WORK TO BE COMPLETED. In full and without alteration, write out the data below.

SOURCE DATA.
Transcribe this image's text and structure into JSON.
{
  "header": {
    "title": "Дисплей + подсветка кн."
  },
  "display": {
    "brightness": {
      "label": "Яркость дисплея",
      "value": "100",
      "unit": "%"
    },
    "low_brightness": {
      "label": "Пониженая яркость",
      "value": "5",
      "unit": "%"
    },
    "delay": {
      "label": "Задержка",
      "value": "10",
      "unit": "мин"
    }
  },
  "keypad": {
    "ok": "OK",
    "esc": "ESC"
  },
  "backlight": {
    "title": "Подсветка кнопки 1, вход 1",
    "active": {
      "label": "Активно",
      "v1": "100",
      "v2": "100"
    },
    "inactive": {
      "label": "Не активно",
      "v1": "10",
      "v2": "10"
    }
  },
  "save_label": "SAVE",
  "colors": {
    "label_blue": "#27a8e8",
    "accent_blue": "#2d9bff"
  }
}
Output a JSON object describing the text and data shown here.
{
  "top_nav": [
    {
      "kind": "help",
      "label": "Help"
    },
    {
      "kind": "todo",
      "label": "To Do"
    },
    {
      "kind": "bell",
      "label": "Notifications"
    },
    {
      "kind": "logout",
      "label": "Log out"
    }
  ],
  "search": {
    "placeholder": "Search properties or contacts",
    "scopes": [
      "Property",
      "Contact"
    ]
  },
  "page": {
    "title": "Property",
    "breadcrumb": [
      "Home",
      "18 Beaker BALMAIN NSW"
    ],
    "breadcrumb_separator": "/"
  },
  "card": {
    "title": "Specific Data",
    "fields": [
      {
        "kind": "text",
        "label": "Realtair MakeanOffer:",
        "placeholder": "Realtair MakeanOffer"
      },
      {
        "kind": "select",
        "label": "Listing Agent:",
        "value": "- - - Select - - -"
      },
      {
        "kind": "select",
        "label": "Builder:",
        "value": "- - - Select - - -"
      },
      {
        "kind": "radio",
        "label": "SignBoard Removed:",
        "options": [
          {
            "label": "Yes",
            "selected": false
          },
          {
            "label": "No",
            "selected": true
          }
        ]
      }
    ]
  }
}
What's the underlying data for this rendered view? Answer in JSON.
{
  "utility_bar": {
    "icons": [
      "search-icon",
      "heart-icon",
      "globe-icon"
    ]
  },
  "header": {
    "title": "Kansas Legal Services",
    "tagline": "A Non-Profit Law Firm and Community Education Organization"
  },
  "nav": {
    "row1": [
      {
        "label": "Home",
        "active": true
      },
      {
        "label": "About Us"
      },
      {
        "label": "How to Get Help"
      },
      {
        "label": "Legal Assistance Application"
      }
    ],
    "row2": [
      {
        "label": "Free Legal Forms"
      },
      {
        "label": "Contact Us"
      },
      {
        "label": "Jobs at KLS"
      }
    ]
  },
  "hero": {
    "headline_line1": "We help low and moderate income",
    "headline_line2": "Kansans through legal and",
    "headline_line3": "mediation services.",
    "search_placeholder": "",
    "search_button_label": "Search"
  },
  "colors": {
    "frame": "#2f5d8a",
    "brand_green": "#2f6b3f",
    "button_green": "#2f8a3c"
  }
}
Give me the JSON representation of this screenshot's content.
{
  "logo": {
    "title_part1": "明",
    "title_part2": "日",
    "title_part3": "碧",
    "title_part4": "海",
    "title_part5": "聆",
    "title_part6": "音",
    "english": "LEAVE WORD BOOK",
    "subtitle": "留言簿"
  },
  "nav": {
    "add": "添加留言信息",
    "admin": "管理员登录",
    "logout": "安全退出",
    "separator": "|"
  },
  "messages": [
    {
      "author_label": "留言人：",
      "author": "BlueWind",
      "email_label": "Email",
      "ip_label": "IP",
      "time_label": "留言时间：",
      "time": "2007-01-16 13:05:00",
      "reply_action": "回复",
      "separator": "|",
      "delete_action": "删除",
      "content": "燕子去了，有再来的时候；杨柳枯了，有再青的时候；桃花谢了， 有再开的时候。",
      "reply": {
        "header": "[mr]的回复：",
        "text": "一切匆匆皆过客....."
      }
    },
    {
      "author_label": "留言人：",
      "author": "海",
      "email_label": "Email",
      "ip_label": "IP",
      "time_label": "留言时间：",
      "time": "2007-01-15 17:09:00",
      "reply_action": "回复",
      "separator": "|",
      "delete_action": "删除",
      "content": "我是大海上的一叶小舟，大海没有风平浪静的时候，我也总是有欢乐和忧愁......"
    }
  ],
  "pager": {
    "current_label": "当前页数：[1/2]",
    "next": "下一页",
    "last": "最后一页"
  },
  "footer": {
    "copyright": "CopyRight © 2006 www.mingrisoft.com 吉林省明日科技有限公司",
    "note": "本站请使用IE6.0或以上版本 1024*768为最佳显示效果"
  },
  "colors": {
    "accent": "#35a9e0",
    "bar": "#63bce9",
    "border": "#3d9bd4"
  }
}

YOUR SOLUTION.
Transcribe this image's text and structure into JSON.
{
  "header": {
    "title": "Дисплей + подсветка кн."
  },
  "display": {
    "brightness": {
      "label": "Яркость дисплея",
      "value": "100",
      "unit": "%"
    },
    "low_brightness": {
      "label": "Пониженая яркость",
      "value": "5",
      "unit": "%"
    },
    "delay": {
      "label": "Задержка",
      "value": "10",
      "unit": "мин"
    }
  },
  "keypad": {
    "ok": "OK",
    "esc": "ESC"
  },
  "backlight": {
    "title": "Подсветка кнопки 1, вход 1",
    "active": {
      "label": "Активно",
      "v1": "100",
      "v2": "100"
    },
    "inactive": {
      "label": "Не активно",
      "v1": "10",
      "v2": "10"
    }
  },
  "save_label": "SAVE",
  "colors": {
    "label_blue": "#27a8e8",
    "accent_blue": "#2d9bff"
  }
}
Output a JSON object describing the text and data shown here.
{
  "top_nav": [
    {
      "kind": "help",
      "label": "Help"
    },
    {
      "kind": "todo",
      "label": "To Do"
    },
    {
      "kind": "bell",
      "label": "Notifications"
    },
    {
      "kind": "logout",
      "label": "Log out"
    }
  ],
  "search": {
    "placeholder": "Search properties or contacts",
    "scopes": [
      "Property",
      "Contact"
    ]
  },
  "page": {
    "title": "Property",
    "breadcrumb": [
      "Home",
      "18 Beaker BALMAIN NSW"
    ],
    "breadcrumb_separator": "/"
  },
  "card": {
    "title": "Specific Data",
    "fields": [
      {
        "kind": "text",
        "label": "Realtair MakeanOffer:",
        "placeholder": "Realtair MakeanOffer"
      },
      {
        "kind": "select",
        "label": "Listing Agent:",
        "value": "- - - Select - - -"
      },
      {
        "kind": "select",
        "label": "Builder:",
        "value": "- - - Select - - -"
      },
      {
        "kind": "radio",
        "label": "SignBoard Removed:",
        "options": [
          {
            "label": "Yes",
            "selected": false
          },
          {
            "label": "No",
            "selected": true
          }
        ]
      }
    ]
  }
}
What's the underlying data for this rendered view? Answer in JSON.
{
  "utility_bar": {
    "icons": [
      "search-icon",
      "heart-icon",
      "globe-icon"
    ]
  },
  "header": {
    "title": "Kansas Legal Services",
    "tagline": "A Non-Profit Law Firm and Community Education Organization"
  },
  "nav": {
    "row1": [
      {
        "label": "Home",
        "active": true
      },
      {
        "label": "About Us"
      },
      {
        "label": "How to Get Help"
      },
      {
        "label": "Legal Assistance Application"
      }
    ],
    "row2": [
      {
        "label": "Free Legal Forms"
      },
      {
        "label": "Contact Us"
      },
      {
        "label": "Jobs at KLS"
      }
    ]
  },
  "hero": {
    "headline_line1": "We help low and moderate income",
    "headline_line2": "Kansans through legal and",
    "headline_line3": "mediation services.",
    "search_placeholder": "",
    "search_button_label": "Search"
  },
  "colors": {
    "frame": "#2f5d8a",
    "brand_green": "#2f6b3f",
    "button_green": "#2f8a3c"
  }
}
Give me the JSON representation of this screenshot's content.
{
  "logo": {
    "title_part1": "明",
    "title_part2": "日",
    "title_part3": "碧",
    "title_part4": "海",
    "title_part5": "聆",
    "title_part6": "音",
    "english": "LEAVE WORD BOOK",
    "subtitle": "留言簿"
  },
  "nav": {
    "add": "添加留言信息",
    "admin": "管理员登录",
    "logout": "安全退出",
    "separator": "|"
  },
  "messages": [
    {
      "author_label": "留言人：",
      "author": "BlueWind",
      "email_label": "Email",
      "ip_label": "IP",
      "time_label": "留言时间：",
      "time": "2007-01-16 13:05:00",
      "reply_action": "回复",
      "separator": "|",
      "delete_action": "删除",
      "content": "燕子去了，有再来的时候；杨柳枯了，有再青的时候；桃花谢了， 有再开的时候。",
      "reply": {
        "header": "[mr]的回复：",
        "text": "一切匆匆皆过客....."
      }
    },
    {
      "author_label": "留言人：",
      "author": "海",
      "email_label": "Email",
      "ip_label": "IP",
      "time_label": "留言时间：",
      "time": "2007-01-15 17:09:00",
      "reply_action": "回复",
      "separator": "|",
      "delete_action": "删除",
      "content": "我是大海上的一叶小舟，大海没有风平浪静的时候，我也总是有欢乐和忧愁......"
    }
  ],
  "pager": {
    "current_label": "当前页数：[1/2]",
    "next": "下一页",
    "last": "最后一页"
  },
  "footer": {
    "copyright": "CopyRight © 2006 www.mingrisoft.com 吉林省明日科技有限公司",
    "note": "本站请使用IE6.0或以上版本 1024*768为最佳显示效果"
  },
  "colors": {
    "accent": "#35a9e0",
    "bar": "#63bce9",
    "border": "#3d9bd4"
  }
}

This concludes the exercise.